## What you should do
In the material beneath, how many lines contain the word "Елисеева"? Give the count alone.

## Dataset extract
--
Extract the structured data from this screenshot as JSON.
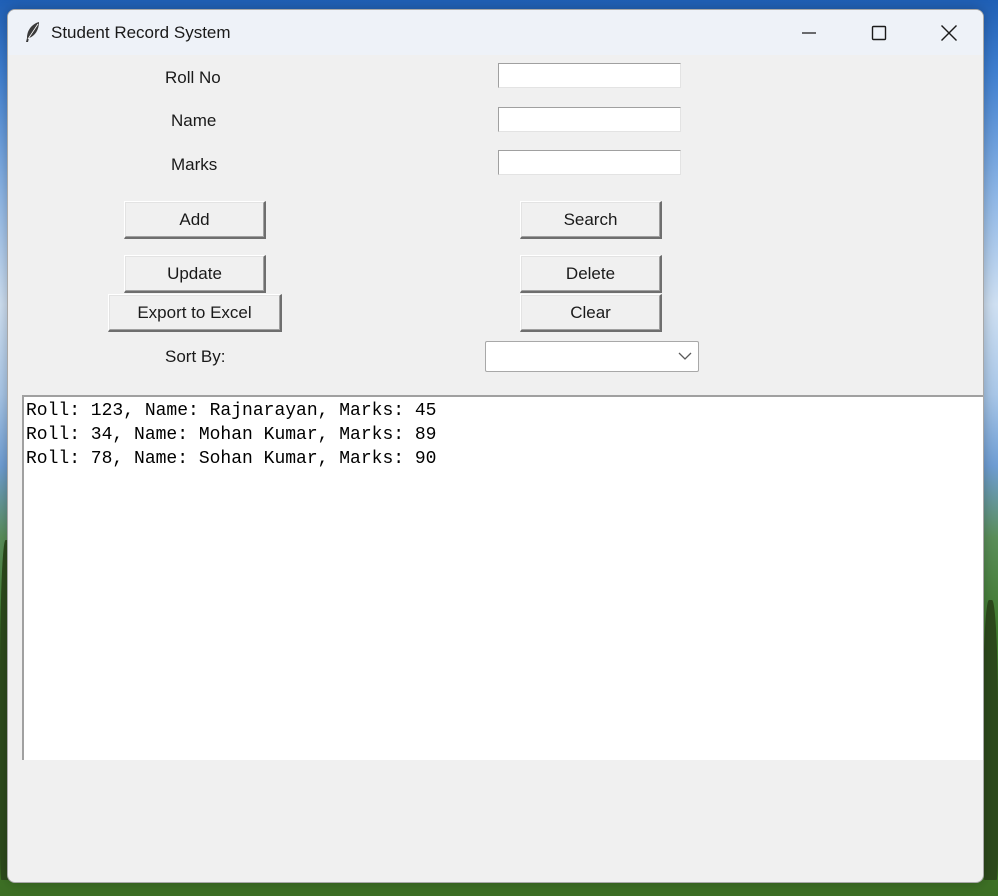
{
  "window": {
    "title": "Student Record System",
    "app_icon": "feather-icon"
  },
  "form": {
    "roll_label": "Roll No",
    "name_label": "Name",
    "marks_label": "Marks",
    "roll_value": "",
    "name_value": "",
    "marks_value": ""
  },
  "buttons": {
    "add": "Add",
    "search": "Search",
    "update": "Update",
    "delete": "Delete",
    "export": "Export to Excel",
    "clear": "Clear"
  },
  "sort": {
    "label": "Sort By:",
    "selected": ""
  },
  "records": [
    "Roll: 123, Name: Rajnarayan, Marks: 45",
    "Roll: 34, Name: Mohan Kumar, Marks: 89",
    "Roll: 78, Name: Sohan Kumar, Marks: 90"
  ]
}
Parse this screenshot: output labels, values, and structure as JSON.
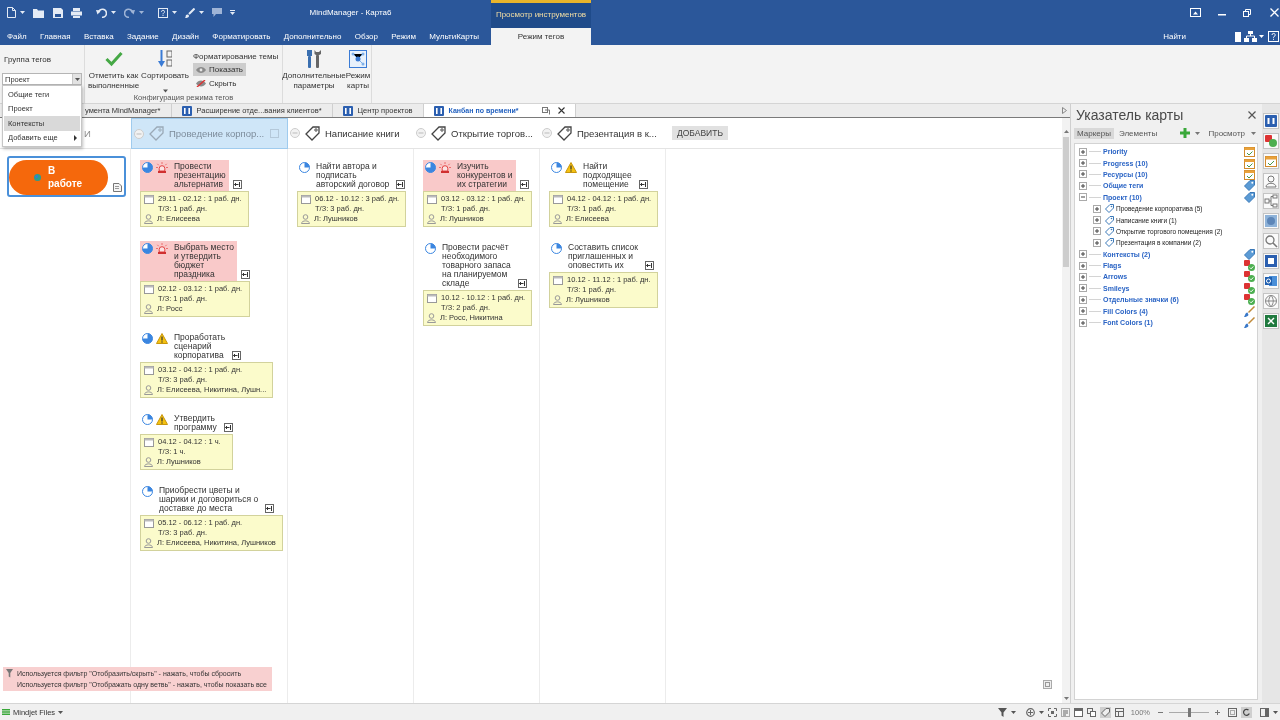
{
  "window": {
    "title": "MindManager - Карта6",
    "contextual_group": "Просмотр инструментов"
  },
  "ribbon": {
    "tabs": [
      {
        "label": "Файл",
        "kind": "standard",
        "selected": false
      },
      {
        "label": "Главная",
        "kind": "standard",
        "selected": false
      },
      {
        "label": "Вставка",
        "kind": "standard",
        "selected": false
      },
      {
        "label": "Задание",
        "kind": "standard",
        "selected": false
      },
      {
        "label": "Дизайн",
        "kind": "standard",
        "selected": false
      },
      {
        "label": "Форматировать",
        "kind": "standard",
        "selected": false
      },
      {
        "label": "Дополнительно",
        "kind": "standard",
        "selected": false
      },
      {
        "label": "Обзор",
        "kind": "standard",
        "selected": false
      },
      {
        "label": "Режим",
        "kind": "standard",
        "selected": false
      },
      {
        "label": "МультиКарты",
        "kind": "standard",
        "selected": false
      },
      {
        "label": "Режим тегов",
        "kind": "contextual",
        "selected": true
      }
    ],
    "search_label": "Найти",
    "tag_group": {
      "label": "Группа тегов",
      "value": "Проект",
      "menu": [
        {
          "label": "Общие теги",
          "highlighted": false,
          "submenu": false
        },
        {
          "label": "Проект",
          "highlighted": false,
          "submenu": false
        },
        {
          "label": "Контексты",
          "highlighted": true,
          "submenu": false
        },
        {
          "label": "Добавить еще",
          "highlighted": false,
          "submenu": true
        }
      ]
    },
    "mark_done_button": {
      "label": "Отметить как\nвыполненные"
    },
    "sort_button": {
      "label": "Сортировать"
    },
    "theme_formatting": {
      "label": "Форматирование темы",
      "options": [
        {
          "label": "Показать",
          "selected": true
        },
        {
          "label": "Скрыть",
          "selected": false
        }
      ]
    },
    "group_label": "Конфигурация режима тегов",
    "more_options_button": {
      "label": "Дополнительные\nпараметры"
    },
    "map_mode_button": {
      "label": "Режим\nкарты"
    }
  },
  "document_tabs": [
    {
      "label": "умента MindManager*",
      "icon": false,
      "selected": false
    },
    {
      "label": "Расширение отде...вания клиентов*",
      "icon": true,
      "selected": false
    },
    {
      "label": "Центр проектов",
      "icon": true,
      "selected": false
    },
    {
      "label": "Канбан по времени*",
      "icon": true,
      "selected": true
    }
  ],
  "kanban": {
    "columns": [
      {
        "title": "И",
        "kind": "untagged",
        "selected": false,
        "topics": [
          {
            "kind": "status",
            "title": "В\nработе",
            "selected": true
          }
        ]
      },
      {
        "title": "Проведение корпор...",
        "kind": "tag",
        "selected": true,
        "topics": [
          {
            "kind": "task",
            "title": "Провести\nпрезентацию\nальтернатив",
            "highlighted": true,
            "alarm": true,
            "warning": false,
            "mostly_done": true,
            "dates": "29.11 - 02.12 : 1 раб. дн.",
            "effort": "Т/З: 1 раб. дн.",
            "resources": "Л: Елисеева"
          },
          {
            "kind": "task",
            "title": "Выбрать место\nи утвердить\nбюджет\nпраздника",
            "highlighted": true,
            "alarm": true,
            "warning": false,
            "mostly_done": true,
            "dates": "02.12 - 03.12 : 1 раб. дн.",
            "effort": "Т/З: 1 раб. дн.",
            "resources": "Л: Росс"
          },
          {
            "kind": "task",
            "title": "Проработать\nсценарий\nкорпоратива",
            "highlighted": false,
            "alarm": false,
            "warning": true,
            "mostly_done": true,
            "dates": "03.12 - 04.12 : 1 раб. дн.",
            "effort": "Т/З: 3 раб. дн.",
            "resources": "Л: Елисеева, Никитина, Лушн..."
          },
          {
            "kind": "task",
            "title": "Утвердить\nпрограмму",
            "highlighted": false,
            "alarm": false,
            "warning": true,
            "mostly_done": false,
            "dates": "04.12 - 04.12 : 1 ч.",
            "effort": "Т/З: 1 ч.",
            "resources": "Л: Лушников"
          },
          {
            "kind": "task",
            "title": "Приобрести цветы и\nшарики и договориться о\nдоставке до места",
            "highlighted": false,
            "alarm": false,
            "warning": false,
            "mostly_done": false,
            "dates": "05.12 - 06.12 : 1 раб. дн.",
            "effort": "Т/З: 3 раб. дн.",
            "resources": "Л: Елисеева, Никитина, Лушников"
          }
        ]
      },
      {
        "title": "Написание книги",
        "kind": "tag",
        "selected": false,
        "topics": [
          {
            "kind": "task",
            "title": "Найти автора и\nподписать\nавторский договор",
            "highlighted": false,
            "alarm": false,
            "warning": false,
            "mostly_done": false,
            "dates": "06.12 - 10.12 : 3 раб. дн.",
            "effort": "Т/З: 3 раб. дн.",
            "resources": "Л: Лушников"
          }
        ]
      },
      {
        "title": "Открытие торгов...",
        "kind": "tag",
        "selected": false,
        "topics": [
          {
            "kind": "task",
            "title": "Изучить\nконкурентов и\nих стратегии",
            "highlighted": true,
            "alarm": true,
            "warning": false,
            "mostly_done": true,
            "dates": "03.12 - 03.12 : 1 раб. дн.",
            "effort": "Т/З: 1 раб. дн.",
            "resources": "Л: Лушников"
          },
          {
            "kind": "task",
            "title": "Провести расчёт\nнеобходимого\nтоварного запаса\nна планируемом\nскладе",
            "highlighted": false,
            "alarm": false,
            "warning": false,
            "mostly_done": false,
            "dates": "10.12 - 10.12 : 1 раб. дн.",
            "effort": "Т/З: 2 раб. дн.",
            "resources": "Л: Росс, Никитина"
          }
        ]
      },
      {
        "title": "Презентация в к...",
        "kind": "tag",
        "selected": false,
        "topics": [
          {
            "kind": "task",
            "title": "Найти\nподходящее\nпомещение",
            "highlighted": false,
            "alarm": false,
            "warning": true,
            "mostly_done": false,
            "dates": "04.12 - 04.12 : 1 раб. дн.",
            "effort": "Т/З: 1 раб. дн.",
            "resources": "Л: Елисеева"
          },
          {
            "kind": "task",
            "title": "Составить список\nприглашенных и\nоповестить их",
            "highlighted": false,
            "alarm": false,
            "warning": false,
            "mostly_done": false,
            "dates": "10.12 - 11.12 : 1 раб. дн.",
            "effort": "Т/З: 1 раб. дн.",
            "resources": "Л: Лушников"
          }
        ]
      }
    ],
    "add_button": "ДОБАВИТЬ"
  },
  "filter_notices": [
    "Используется фильтр \"Отобразить/скрыть\" - нажать, чтобы сбросить",
    "Используется фильтр \"Отображать одну ветвь\" - нажать, чтобы показать все"
  ],
  "map_index": {
    "title": "Указатель карты",
    "tabs": [
      {
        "label": "Маркеры",
        "selected": true
      },
      {
        "label": "Элементы",
        "selected": false
      }
    ],
    "view_label": "Просмотр",
    "groups": [
      {
        "label": "Priority",
        "kind": "task",
        "expanded": false
      },
      {
        "label": "Progress (10)",
        "kind": "task",
        "expanded": false
      },
      {
        "label": "Ресурсы (10)",
        "kind": "task",
        "expanded": false
      },
      {
        "label": "Общие теги",
        "kind": "tag",
        "expanded": false
      },
      {
        "label": "Проект (10)",
        "kind": "tag",
        "expanded": true,
        "children": [
          {
            "label": "Проведение корпоратива (5)",
            "expanded": false
          },
          {
            "label": "Написание книги (1)",
            "expanded": false
          },
          {
            "label": "Открытие торгового помещения (2)",
            "expanded": false
          },
          {
            "label": "Презентация в компании (2)",
            "expanded": false
          }
        ]
      },
      {
        "label": "Контексты (2)",
        "kind": "tag",
        "expanded": false
      },
      {
        "label": "Flags",
        "kind": "icon_set",
        "expanded": false
      },
      {
        "label": "Arrows",
        "kind": "icon_set",
        "expanded": false
      },
      {
        "label": "Smileys",
        "kind": "icon_set",
        "expanded": false
      },
      {
        "label": "Отдельные значки (6)",
        "kind": "icon_set",
        "expanded": false
      },
      {
        "label": "Fill Colors (4)",
        "kind": "color",
        "expanded": false
      },
      {
        "label": "Font Colors (1)",
        "kind": "color",
        "expanded": false
      }
    ]
  },
  "status_bar": {
    "files_label": "Mindjet Files",
    "zoom": "100%",
    "zoom_slider": {
      "level": 0.5
    }
  }
}
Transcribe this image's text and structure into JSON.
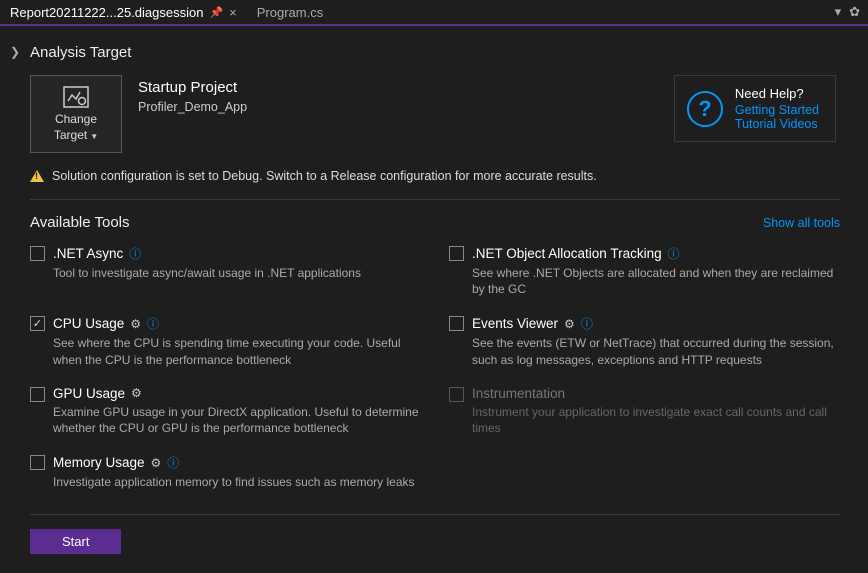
{
  "tabs": {
    "active": "Report20211222...25.diagsession",
    "inactive": "Program.cs"
  },
  "analysis": {
    "title": "Analysis Target",
    "change_label1": "Change",
    "change_label2": "Target",
    "startup_project": "Startup Project",
    "project_name": "Profiler_Demo_App"
  },
  "help": {
    "title": "Need Help?",
    "link1": "Getting Started",
    "link2": "Tutorial Videos"
  },
  "warning": "Solution configuration is set to Debug. Switch to a Release configuration for more accurate results.",
  "tools": {
    "title": "Available Tools",
    "show_all": "Show all tools",
    "items": [
      {
        "name": ".NET Async",
        "desc": "Tool to investigate async/await usage in .NET applications",
        "checked": false,
        "gear": false,
        "info": true,
        "disabled": false
      },
      {
        "name": ".NET Object Allocation Tracking",
        "desc": "See where .NET Objects are allocated and when they are reclaimed by the GC",
        "checked": false,
        "gear": false,
        "info": true,
        "disabled": false
      },
      {
        "name": "CPU Usage",
        "desc": "See where the CPU is spending time executing your code. Useful when the CPU is the performance bottleneck",
        "checked": true,
        "gear": true,
        "info": true,
        "disabled": false
      },
      {
        "name": "Events Viewer",
        "desc": "See the events (ETW or NetTrace) that occurred during the session, such as log messages, exceptions and HTTP requests",
        "checked": false,
        "gear": true,
        "info": true,
        "disabled": false
      },
      {
        "name": "GPU Usage",
        "desc": "Examine GPU usage in your DirectX application. Useful to determine whether the CPU or GPU is the performance bottleneck",
        "checked": false,
        "gear": true,
        "info": false,
        "disabled": false
      },
      {
        "name": "Instrumentation",
        "desc": "Instrument your application to investigate exact call counts and call times",
        "checked": false,
        "gear": false,
        "info": false,
        "disabled": true
      },
      {
        "name": "Memory Usage",
        "desc": "Investigate application memory to find issues such as memory leaks",
        "checked": false,
        "gear": true,
        "info": true,
        "disabled": false
      }
    ]
  },
  "footer": {
    "start": "Start"
  }
}
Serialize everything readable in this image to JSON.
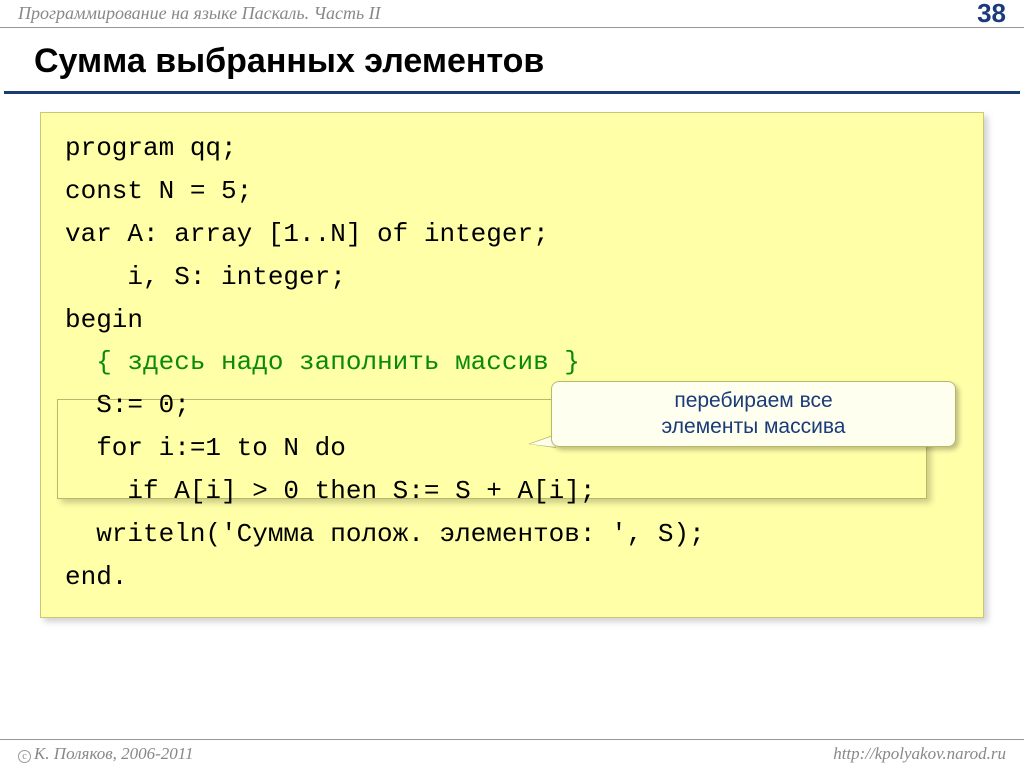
{
  "header": {
    "title": "Программирование на языке Паскаль. Часть II",
    "page": "38"
  },
  "slide": {
    "title": "Сумма выбранных элементов"
  },
  "code": {
    "l1": "program qq;",
    "l2": "const N = 5;",
    "l3": "var A: array [1..N] of integer;",
    "l4": "    i, S: integer;",
    "l5": "begin",
    "l6pre": "  ",
    "l6comment": "{ здесь надо заполнить массив }",
    "l7": "  S:= 0;",
    "l8": "  for i:=1 to N do",
    "l9": "    if A[i] > 0 then S:= S + A[i];",
    "l10": "  writeln('Сумма полож. элементов: ', S);",
    "l11": "end."
  },
  "callout": {
    "text": "перебираем все\nэлементы массива"
  },
  "footer": {
    "copyright": "К. Поляков, 2006-2011",
    "url": "http://kpolyakov.narod.ru"
  }
}
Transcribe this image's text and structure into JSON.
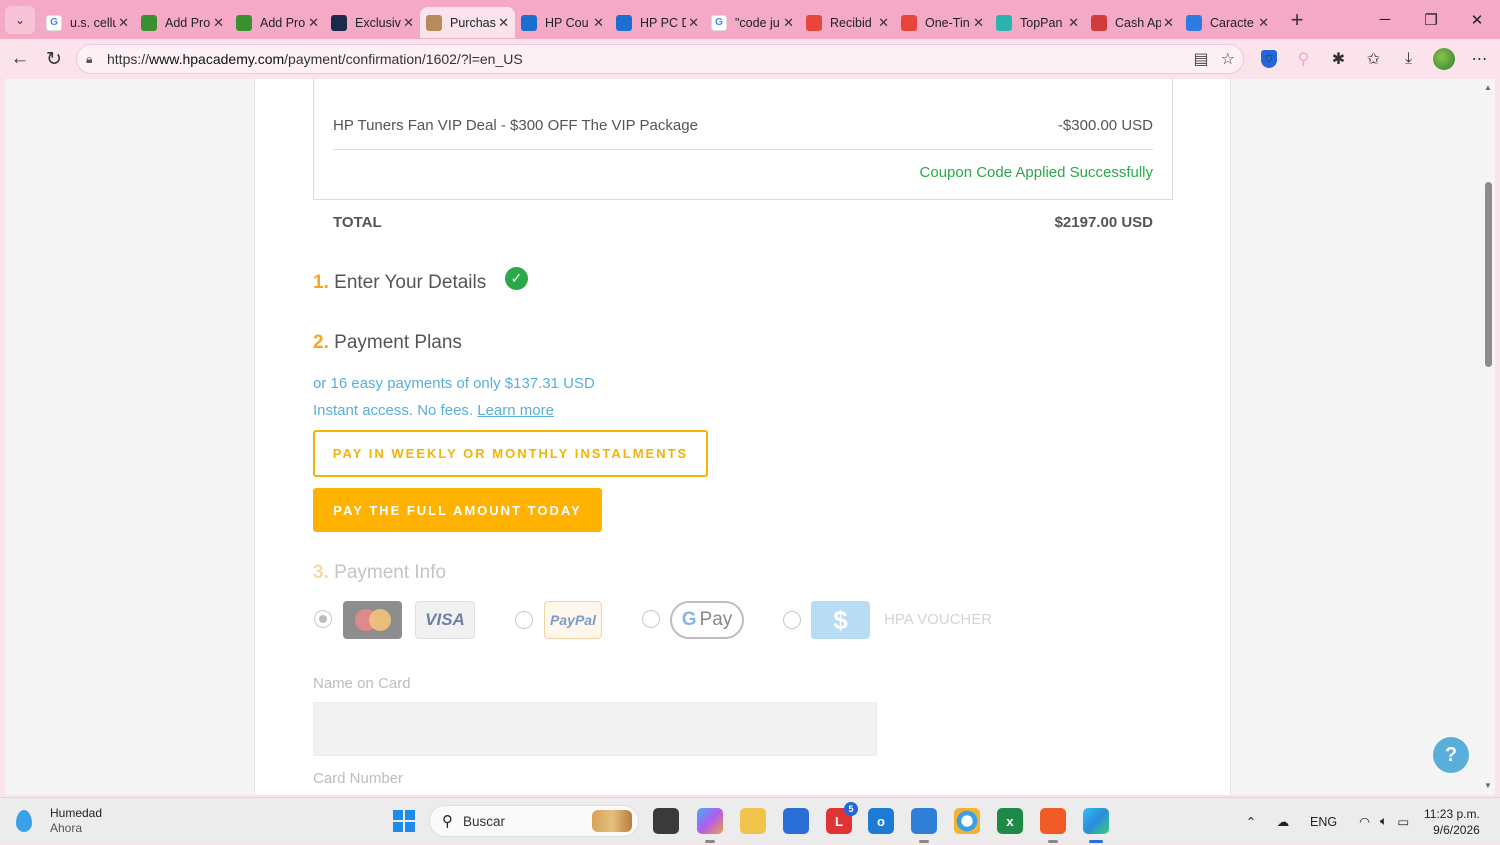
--
## Written solution
4